_Provided data:_

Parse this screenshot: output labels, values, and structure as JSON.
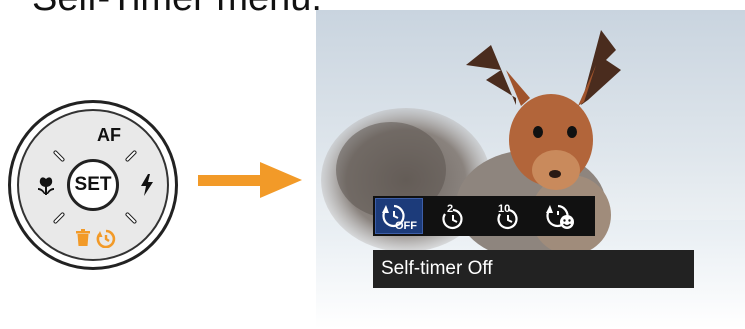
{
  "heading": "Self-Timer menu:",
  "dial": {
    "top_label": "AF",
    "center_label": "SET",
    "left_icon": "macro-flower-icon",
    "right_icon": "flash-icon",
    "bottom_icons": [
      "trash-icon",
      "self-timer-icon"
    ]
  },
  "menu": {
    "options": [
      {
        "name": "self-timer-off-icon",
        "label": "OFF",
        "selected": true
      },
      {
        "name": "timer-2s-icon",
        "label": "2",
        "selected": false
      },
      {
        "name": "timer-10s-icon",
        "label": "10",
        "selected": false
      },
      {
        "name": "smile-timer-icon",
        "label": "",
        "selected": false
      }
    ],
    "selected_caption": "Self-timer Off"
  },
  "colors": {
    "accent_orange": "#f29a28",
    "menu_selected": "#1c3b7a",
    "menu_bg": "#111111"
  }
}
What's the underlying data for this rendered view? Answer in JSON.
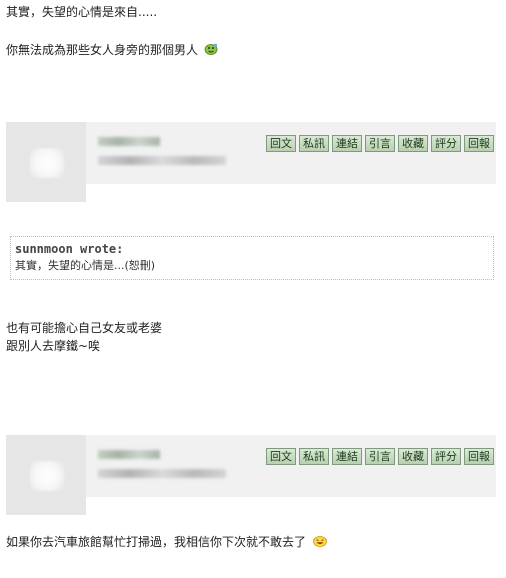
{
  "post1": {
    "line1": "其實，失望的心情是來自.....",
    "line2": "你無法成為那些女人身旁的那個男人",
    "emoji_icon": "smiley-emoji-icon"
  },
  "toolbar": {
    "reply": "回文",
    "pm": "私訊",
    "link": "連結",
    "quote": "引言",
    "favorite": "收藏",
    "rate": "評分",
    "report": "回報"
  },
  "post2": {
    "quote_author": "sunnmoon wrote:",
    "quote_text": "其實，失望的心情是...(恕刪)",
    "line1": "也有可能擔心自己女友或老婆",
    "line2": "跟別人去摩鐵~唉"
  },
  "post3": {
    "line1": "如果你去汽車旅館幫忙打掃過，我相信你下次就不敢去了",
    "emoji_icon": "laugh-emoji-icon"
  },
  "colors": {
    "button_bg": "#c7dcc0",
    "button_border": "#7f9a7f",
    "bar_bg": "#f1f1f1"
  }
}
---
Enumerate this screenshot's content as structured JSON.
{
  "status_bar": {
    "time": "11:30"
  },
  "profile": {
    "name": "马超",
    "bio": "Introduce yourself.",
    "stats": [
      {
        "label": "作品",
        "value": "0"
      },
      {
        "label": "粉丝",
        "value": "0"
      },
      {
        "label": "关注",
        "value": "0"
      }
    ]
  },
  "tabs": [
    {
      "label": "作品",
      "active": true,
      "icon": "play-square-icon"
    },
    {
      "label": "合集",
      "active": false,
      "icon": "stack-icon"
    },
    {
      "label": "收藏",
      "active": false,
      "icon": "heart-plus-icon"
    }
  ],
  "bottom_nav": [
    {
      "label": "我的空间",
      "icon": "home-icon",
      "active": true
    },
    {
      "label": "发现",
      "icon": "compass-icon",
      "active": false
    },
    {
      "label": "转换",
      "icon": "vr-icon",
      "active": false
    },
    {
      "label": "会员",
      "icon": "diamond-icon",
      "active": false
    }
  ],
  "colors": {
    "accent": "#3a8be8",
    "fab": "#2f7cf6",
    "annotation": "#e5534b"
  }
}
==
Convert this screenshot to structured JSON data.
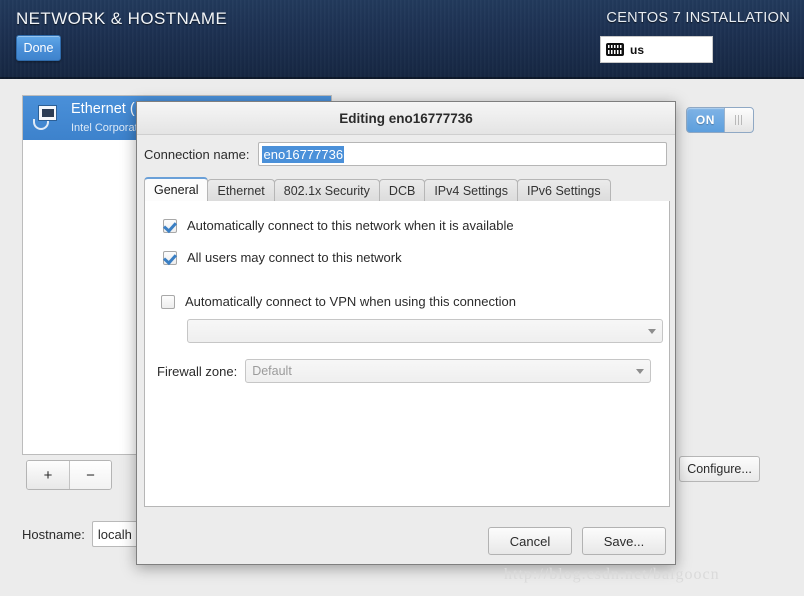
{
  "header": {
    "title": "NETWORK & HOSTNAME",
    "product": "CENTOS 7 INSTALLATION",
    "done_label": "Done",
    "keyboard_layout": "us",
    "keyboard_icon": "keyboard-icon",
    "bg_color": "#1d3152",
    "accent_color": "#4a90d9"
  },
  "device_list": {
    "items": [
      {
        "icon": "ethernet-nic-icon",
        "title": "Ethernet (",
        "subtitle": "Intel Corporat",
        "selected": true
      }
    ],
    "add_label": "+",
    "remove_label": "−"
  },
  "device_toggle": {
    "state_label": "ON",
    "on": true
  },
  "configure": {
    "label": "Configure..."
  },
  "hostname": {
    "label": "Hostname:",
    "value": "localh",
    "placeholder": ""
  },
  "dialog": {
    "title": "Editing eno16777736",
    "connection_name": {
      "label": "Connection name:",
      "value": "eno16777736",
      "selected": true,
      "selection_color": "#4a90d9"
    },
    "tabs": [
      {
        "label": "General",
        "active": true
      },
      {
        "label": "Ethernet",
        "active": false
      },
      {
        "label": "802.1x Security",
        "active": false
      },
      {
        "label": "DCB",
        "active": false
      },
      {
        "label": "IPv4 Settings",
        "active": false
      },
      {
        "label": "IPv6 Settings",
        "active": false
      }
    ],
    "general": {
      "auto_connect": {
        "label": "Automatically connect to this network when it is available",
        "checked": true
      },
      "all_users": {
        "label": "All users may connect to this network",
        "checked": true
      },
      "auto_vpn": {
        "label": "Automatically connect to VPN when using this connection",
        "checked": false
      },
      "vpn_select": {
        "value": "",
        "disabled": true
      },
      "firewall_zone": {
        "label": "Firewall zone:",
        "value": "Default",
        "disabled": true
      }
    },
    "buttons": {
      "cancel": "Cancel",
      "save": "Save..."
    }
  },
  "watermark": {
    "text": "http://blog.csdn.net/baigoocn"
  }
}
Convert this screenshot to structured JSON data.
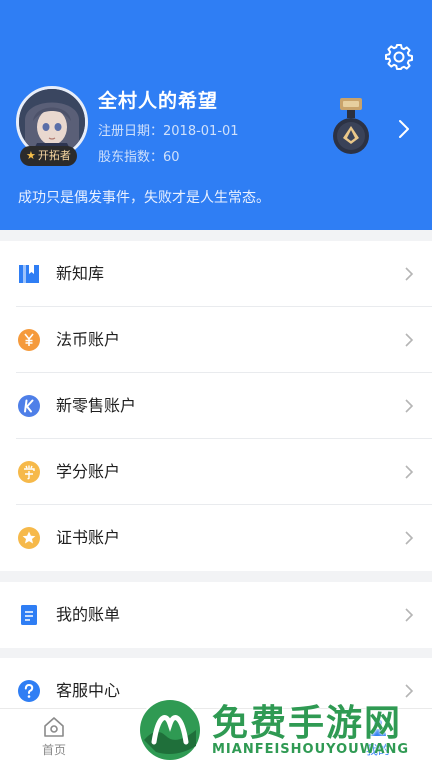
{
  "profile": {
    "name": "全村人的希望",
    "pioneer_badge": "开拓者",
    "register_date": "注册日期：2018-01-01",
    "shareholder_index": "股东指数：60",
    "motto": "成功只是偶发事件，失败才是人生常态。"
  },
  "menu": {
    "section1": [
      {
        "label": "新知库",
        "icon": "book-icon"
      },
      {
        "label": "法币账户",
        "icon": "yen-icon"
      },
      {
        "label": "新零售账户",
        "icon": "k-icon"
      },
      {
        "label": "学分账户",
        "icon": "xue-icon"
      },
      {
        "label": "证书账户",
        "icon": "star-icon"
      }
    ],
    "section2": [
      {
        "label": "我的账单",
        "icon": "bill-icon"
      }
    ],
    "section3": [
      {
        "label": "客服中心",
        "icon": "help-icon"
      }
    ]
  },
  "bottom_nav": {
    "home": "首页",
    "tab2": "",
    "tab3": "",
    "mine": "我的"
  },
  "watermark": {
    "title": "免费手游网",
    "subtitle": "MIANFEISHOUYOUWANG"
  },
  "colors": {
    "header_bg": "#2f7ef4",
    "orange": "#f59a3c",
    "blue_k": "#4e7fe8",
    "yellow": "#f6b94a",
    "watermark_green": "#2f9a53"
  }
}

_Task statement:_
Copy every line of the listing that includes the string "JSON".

_Answer to this task:_
Parse this screenshot: output labels, values, and structure as JSON.
What's the underlying data for this rendered view? Answer in JSON.
Enumerate this screenshot's content as structured JSON.
Convert this screenshot to structured JSON data.
Convert this screenshot to structured JSON data.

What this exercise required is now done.